Supplied material:
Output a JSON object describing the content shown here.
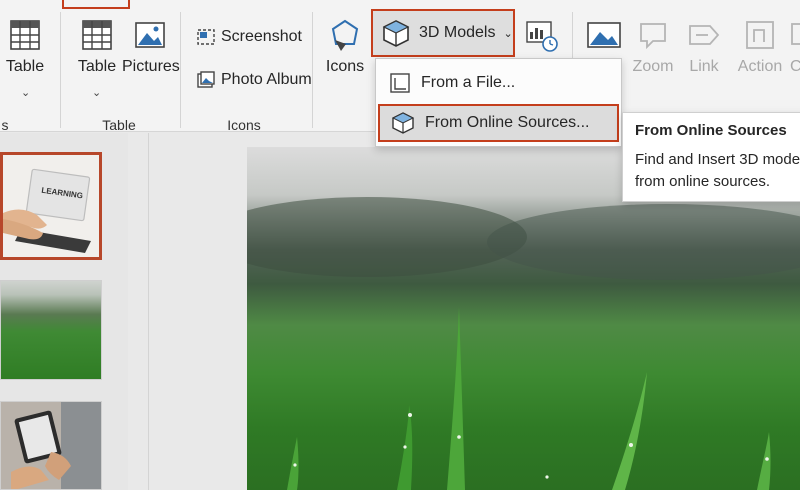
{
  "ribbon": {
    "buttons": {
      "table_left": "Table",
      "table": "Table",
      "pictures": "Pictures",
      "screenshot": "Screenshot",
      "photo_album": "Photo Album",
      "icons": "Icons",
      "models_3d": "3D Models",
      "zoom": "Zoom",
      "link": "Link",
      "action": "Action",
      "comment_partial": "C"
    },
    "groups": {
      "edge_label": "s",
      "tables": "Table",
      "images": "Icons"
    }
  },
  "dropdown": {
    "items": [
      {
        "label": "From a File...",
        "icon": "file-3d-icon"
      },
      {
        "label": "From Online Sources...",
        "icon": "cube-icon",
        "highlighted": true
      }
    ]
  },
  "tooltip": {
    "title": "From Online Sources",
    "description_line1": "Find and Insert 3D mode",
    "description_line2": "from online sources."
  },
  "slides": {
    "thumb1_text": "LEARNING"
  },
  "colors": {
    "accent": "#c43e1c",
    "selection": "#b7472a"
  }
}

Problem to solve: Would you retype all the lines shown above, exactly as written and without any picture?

Result:
Output a JSON object describing the content shown here.
{
  "ribbon": {
    "buttons": {
      "table_left": "Table",
      "table": "Table",
      "pictures": "Pictures",
      "screenshot": "Screenshot",
      "photo_album": "Photo Album",
      "icons": "Icons",
      "models_3d": "3D Models",
      "zoom": "Zoom",
      "link": "Link",
      "action": "Action",
      "comment_partial": "C"
    },
    "groups": {
      "edge_label": "s",
      "tables": "Table",
      "images": "Icons"
    }
  },
  "dropdown": {
    "items": [
      {
        "label": "From a File...",
        "icon": "file-3d-icon"
      },
      {
        "label": "From Online Sources...",
        "icon": "cube-icon",
        "highlighted": true
      }
    ]
  },
  "tooltip": {
    "title": "From Online Sources",
    "description_line1": "Find and Insert 3D mode",
    "description_line2": "from online sources."
  },
  "slides": {
    "thumb1_text": "LEARNING"
  },
  "colors": {
    "accent": "#c43e1c",
    "selection": "#b7472a"
  }
}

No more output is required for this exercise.